BEGIN Data provided
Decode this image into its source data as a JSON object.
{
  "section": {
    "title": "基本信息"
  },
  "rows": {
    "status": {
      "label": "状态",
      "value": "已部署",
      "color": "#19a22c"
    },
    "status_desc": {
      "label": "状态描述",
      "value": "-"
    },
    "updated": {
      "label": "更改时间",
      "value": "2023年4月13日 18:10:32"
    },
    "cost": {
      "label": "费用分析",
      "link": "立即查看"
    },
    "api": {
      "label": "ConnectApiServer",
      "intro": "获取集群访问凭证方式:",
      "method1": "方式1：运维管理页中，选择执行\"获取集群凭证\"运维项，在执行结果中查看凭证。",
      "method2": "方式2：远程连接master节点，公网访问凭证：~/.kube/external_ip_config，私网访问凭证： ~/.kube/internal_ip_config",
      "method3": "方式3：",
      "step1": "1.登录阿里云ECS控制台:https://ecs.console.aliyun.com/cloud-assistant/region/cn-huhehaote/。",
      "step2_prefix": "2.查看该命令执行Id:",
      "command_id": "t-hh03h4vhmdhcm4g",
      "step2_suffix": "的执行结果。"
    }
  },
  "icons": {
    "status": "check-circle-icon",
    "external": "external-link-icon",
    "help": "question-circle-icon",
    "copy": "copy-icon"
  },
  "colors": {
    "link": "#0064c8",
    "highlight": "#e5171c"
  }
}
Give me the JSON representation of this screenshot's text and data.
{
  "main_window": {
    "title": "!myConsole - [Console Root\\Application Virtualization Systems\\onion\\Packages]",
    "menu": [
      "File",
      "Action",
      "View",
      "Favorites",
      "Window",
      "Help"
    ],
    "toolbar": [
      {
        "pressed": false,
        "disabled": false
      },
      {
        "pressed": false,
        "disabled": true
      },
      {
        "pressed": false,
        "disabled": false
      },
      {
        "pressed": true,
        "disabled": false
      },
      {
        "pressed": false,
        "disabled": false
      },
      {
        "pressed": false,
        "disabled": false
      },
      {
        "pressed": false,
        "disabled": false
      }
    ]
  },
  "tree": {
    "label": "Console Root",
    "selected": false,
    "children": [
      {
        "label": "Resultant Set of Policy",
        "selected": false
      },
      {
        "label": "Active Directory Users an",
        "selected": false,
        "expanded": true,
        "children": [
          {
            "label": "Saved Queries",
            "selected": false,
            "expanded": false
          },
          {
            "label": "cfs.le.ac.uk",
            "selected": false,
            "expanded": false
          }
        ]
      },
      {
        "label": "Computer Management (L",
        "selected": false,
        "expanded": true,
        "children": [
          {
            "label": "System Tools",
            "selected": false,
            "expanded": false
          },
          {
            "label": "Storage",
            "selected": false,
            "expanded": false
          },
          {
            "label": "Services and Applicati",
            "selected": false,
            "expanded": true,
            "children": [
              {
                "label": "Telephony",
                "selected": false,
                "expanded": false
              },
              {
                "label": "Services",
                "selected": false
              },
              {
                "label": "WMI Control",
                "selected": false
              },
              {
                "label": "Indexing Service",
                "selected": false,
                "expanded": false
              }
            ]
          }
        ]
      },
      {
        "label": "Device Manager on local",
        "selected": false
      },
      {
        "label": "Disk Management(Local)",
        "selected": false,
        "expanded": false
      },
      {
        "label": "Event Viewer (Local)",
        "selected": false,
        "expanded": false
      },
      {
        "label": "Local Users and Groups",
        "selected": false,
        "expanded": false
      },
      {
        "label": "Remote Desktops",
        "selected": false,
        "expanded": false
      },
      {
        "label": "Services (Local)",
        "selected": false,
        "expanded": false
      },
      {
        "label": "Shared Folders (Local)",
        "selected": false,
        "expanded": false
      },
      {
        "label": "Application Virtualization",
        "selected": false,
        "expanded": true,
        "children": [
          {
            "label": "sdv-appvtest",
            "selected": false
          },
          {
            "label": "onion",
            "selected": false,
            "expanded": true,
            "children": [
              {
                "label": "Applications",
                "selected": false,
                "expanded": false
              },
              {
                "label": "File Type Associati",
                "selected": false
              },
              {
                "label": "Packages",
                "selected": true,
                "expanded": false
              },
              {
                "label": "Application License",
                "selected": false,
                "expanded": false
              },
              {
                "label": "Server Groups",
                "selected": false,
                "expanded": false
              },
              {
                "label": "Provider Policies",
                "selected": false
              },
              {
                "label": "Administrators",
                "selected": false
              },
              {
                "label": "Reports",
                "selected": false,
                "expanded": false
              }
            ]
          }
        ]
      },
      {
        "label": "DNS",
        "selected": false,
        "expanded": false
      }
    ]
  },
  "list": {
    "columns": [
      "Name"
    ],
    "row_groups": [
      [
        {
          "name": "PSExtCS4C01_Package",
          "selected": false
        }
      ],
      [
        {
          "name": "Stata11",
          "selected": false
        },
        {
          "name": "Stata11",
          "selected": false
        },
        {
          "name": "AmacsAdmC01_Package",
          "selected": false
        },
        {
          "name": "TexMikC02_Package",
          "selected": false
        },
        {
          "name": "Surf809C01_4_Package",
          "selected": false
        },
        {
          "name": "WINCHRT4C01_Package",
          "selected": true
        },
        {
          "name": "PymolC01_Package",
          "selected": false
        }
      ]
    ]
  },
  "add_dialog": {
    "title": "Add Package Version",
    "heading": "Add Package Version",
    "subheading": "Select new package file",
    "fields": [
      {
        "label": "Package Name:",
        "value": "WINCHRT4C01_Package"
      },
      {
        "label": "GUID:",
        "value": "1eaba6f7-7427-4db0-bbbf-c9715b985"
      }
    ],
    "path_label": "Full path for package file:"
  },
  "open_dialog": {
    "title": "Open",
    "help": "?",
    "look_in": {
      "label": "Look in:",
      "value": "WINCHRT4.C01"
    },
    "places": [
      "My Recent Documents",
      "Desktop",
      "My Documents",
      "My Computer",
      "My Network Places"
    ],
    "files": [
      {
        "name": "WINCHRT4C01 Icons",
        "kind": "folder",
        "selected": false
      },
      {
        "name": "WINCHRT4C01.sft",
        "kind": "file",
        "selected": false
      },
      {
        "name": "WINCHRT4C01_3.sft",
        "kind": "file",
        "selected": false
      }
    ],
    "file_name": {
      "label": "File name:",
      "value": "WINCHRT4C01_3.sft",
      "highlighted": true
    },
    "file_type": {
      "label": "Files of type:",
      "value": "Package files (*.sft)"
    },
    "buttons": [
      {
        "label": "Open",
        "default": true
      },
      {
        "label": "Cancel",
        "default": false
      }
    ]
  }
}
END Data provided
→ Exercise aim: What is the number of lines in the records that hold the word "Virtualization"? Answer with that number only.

→ Solution to the exercise: 2